And look, there were plenty of moments when Hillary could have decided that this work was too hard, that the price of public service was too high, that she was tired of being picked apart for how she looks or how she talks or even how she laughs. But here’s the thing. What I admire most about Hillary is that she never buckles under pressure. She never takes the easy way out. And Hillary Clinton has never quit on anything in her life.
2. "...That highest, hardest glass ceiling..."
Hillary Clinton...has the guts and the grace to keep coming back and putting those cracks in that highest, hardest glass ceiling until she finally breaks through and lifts us all along with her.
3. "Our words and actions matter..."
Barack and I take that same approach to our jobs as president and first lady because we know that our words and actions matter, not just to our girls, but the children across this country, kids who tell us I saw you on TV, I wrote a report on you for school.

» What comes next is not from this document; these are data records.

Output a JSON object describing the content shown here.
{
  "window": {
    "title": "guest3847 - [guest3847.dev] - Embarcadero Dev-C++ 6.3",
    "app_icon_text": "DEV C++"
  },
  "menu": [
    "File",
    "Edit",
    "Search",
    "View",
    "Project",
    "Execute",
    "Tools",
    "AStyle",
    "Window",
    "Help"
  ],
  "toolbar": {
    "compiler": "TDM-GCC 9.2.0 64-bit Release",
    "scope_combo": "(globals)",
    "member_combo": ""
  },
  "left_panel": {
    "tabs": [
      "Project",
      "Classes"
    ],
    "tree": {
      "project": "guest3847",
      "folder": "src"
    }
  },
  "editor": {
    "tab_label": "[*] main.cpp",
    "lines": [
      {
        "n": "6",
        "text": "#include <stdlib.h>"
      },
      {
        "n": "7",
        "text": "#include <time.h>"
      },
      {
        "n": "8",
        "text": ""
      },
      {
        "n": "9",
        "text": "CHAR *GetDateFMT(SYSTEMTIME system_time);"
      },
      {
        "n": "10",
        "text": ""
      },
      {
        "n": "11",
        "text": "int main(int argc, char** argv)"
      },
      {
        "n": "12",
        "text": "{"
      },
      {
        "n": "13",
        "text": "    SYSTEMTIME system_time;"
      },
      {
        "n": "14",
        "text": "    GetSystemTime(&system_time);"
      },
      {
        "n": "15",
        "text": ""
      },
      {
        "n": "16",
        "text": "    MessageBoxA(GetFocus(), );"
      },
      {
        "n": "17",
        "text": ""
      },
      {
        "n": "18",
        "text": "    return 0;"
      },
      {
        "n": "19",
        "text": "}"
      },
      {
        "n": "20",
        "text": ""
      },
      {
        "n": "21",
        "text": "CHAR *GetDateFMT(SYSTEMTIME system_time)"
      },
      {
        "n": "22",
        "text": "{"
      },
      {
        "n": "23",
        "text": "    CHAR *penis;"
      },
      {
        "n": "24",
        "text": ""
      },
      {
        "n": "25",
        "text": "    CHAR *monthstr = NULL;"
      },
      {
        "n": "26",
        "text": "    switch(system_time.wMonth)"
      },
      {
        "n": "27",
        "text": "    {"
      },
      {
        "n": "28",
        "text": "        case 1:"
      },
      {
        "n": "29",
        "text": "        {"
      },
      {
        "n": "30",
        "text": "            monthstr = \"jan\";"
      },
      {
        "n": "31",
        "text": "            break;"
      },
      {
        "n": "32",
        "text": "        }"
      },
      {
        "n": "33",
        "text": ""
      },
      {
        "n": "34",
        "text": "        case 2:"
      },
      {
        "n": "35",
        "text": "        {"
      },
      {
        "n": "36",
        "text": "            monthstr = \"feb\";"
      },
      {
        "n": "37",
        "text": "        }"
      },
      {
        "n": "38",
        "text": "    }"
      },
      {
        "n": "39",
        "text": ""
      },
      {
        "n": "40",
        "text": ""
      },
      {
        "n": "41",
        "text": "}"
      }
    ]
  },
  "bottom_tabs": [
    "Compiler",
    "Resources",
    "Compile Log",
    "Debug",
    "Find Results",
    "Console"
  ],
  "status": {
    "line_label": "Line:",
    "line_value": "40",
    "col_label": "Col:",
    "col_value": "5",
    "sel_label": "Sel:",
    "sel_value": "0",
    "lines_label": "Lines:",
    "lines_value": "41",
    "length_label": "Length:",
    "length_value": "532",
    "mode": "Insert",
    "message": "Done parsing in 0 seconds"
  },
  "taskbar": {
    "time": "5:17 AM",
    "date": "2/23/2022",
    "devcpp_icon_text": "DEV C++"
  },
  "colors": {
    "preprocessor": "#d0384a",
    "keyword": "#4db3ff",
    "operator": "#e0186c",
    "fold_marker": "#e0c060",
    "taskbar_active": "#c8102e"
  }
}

Kids like the little black boy who looked up at my husband, his eyes wide with hope and he wondered, is my hair like yours?
4. "When they go low..."
That is what Barack and I think about every day as we try to guide and protect our girls through the challenges of this unusual life in the spotlight, how we urge them to ignore those who question their father’s citizenship or faith. How we insist that the hateful language they hear from public figures on TV does not represent the true spirit of this country. How we explain that when someone is cruel or acts like a bully, you don’t stoop to their level. No, our motto is, when they go low, we go high.
5. "I wake up every morning in a house built by slaves..."
That is the story of this country, the story that has brought me to this stage tonight, the story of generations of people who felt the lash of bondage, the shame of servitude, the sting of segregation, but who kept on striving and hoping and doing what needed to be done so that today I wake up every morning in a house that was built by slaves. And I watch my daughters, two beautiful, intelligent, black young women playing with their dogs on the White House lawn.
6. "Don't let anyone tell you this country isn't great..."
And because of Hillary Clinton, my daughters and all our sons and daughters now take for granted that a woman can be president of the United States. So, look, so don’t let anyone ever tell you that this country isn’t great, that somehow we need to make it great again. Because this right now is the greatest country on earth! And as my daughters prepare to set out into the world, I want a leader who is worthy of that truth, a leader who is worthy of my girls’ promise and all our kids’ promise, a leader who will be guided every day by the love and hope and impossibly big dreams that we all have for our children.
Here's more on the speech.